Australian painter, potter, printmaker
(b. 1920, Murrumbeena, Vic: d. 1999)
Arthur Boyd was one of Australia’s greatest painters. His reputation was also international. Born into a lineage of gifted painters, potters, musicians and architects, Arthur Boyd became the most recognised and lauded member of that illustrious artistic clan. Arthur Boyd grew up in what was then semi-rural Murrumbeena in Melbourne’s southeastern sand-belt. He spent his youth painting impressionist landscapes and portraits of the places and people around him.
Influential in Arthur Boyd's development were artists associated with art patrons, John and Sunday Reed at Heide on the outskirts of Melbourne near the Yarra River: Artists such as Sidney Nolan, Albert Tucker and John Perceval were all involved in Heide and influenced each other. Perceval married Boyd’s sister Mary, who later divorced him and married Nolan. Influenced by German Expressionism, Surrealism and the northern European painting tradition, Arthur Boyd began painting dark works about urban deprivation overlayed with Old Testament narratives. He moved to England- he would only ever travel by boat - in 1959, achieving significant success there. He began to explore the medium of printmaking, producing etchings, lithographs and illustrated books. In 1979 the Boyds purchased a property, Bundanon on the Shoalhaven River.

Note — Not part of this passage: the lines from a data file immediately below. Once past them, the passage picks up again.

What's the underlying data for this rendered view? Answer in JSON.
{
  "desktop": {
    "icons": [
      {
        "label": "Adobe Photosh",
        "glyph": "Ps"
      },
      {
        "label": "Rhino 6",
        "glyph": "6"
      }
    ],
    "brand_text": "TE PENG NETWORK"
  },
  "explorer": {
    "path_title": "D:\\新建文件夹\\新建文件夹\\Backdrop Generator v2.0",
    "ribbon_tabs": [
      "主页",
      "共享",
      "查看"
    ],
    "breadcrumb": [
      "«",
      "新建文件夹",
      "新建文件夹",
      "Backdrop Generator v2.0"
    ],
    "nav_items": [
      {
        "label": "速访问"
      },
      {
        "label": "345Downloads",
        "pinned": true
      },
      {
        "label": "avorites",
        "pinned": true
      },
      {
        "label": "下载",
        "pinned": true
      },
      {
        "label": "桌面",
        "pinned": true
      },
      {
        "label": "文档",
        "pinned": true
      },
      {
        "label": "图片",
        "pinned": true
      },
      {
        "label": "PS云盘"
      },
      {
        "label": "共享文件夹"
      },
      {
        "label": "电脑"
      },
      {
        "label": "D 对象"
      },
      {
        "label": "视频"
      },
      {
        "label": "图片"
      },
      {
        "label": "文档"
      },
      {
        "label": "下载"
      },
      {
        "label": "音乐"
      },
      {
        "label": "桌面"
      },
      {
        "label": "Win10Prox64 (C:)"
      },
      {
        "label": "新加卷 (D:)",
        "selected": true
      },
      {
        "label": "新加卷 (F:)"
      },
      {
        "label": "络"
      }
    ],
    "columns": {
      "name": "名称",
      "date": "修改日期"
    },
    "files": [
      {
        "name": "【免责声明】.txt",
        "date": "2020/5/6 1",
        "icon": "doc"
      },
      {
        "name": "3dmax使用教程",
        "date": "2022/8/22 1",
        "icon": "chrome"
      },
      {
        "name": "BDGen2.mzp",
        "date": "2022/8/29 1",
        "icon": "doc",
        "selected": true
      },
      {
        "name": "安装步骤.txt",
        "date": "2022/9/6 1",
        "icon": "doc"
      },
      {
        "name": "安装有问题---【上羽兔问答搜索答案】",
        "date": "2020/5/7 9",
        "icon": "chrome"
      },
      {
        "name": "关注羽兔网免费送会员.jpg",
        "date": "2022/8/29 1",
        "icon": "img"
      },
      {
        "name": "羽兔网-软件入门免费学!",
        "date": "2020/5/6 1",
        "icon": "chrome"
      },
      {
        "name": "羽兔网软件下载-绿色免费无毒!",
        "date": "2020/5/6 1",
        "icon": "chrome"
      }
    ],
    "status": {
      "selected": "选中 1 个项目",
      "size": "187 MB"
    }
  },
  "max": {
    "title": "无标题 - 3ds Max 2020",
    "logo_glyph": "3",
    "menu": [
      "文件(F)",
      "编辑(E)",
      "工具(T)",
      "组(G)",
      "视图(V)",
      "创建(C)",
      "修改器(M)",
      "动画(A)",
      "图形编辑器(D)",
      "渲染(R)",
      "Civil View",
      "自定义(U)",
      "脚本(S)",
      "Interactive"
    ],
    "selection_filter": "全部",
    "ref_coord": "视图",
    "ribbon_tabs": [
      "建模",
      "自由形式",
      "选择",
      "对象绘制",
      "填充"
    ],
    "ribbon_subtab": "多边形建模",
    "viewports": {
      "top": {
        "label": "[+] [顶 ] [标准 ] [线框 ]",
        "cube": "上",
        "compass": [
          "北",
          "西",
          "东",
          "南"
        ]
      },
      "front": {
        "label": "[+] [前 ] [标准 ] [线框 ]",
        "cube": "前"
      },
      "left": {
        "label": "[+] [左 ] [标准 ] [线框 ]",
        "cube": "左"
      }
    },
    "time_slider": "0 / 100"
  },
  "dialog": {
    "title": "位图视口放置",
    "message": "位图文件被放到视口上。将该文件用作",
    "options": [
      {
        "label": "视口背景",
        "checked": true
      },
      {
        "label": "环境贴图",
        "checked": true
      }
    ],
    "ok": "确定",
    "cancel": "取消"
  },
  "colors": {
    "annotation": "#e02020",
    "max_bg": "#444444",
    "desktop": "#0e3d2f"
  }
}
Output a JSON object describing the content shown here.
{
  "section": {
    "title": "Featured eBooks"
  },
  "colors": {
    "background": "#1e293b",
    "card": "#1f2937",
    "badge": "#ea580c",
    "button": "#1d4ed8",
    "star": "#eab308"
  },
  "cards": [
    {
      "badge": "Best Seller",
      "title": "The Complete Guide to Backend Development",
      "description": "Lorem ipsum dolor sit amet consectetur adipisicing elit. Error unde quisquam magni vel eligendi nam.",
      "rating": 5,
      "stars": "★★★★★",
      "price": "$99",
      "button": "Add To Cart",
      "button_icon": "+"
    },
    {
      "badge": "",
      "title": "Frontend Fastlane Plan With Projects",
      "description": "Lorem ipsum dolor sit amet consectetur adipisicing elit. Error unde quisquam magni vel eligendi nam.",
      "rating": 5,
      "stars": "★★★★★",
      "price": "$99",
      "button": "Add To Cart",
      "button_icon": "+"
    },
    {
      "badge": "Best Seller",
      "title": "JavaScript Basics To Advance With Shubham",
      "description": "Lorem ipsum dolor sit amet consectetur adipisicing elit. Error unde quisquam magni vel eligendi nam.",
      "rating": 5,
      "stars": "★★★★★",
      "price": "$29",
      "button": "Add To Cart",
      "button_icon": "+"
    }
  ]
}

Arthur Boyd’s Shoalhaven works were probably his most prolific and he alternated between the Shoalhaven property and the UK until he died in 1999. Bundanon was donated to the Australian Government and remains an artists’ retreat.
Sourced from McCulloch’s Encyclopedia of Australian Art. Used with permission. Copyright: McCulloch and McCulloch.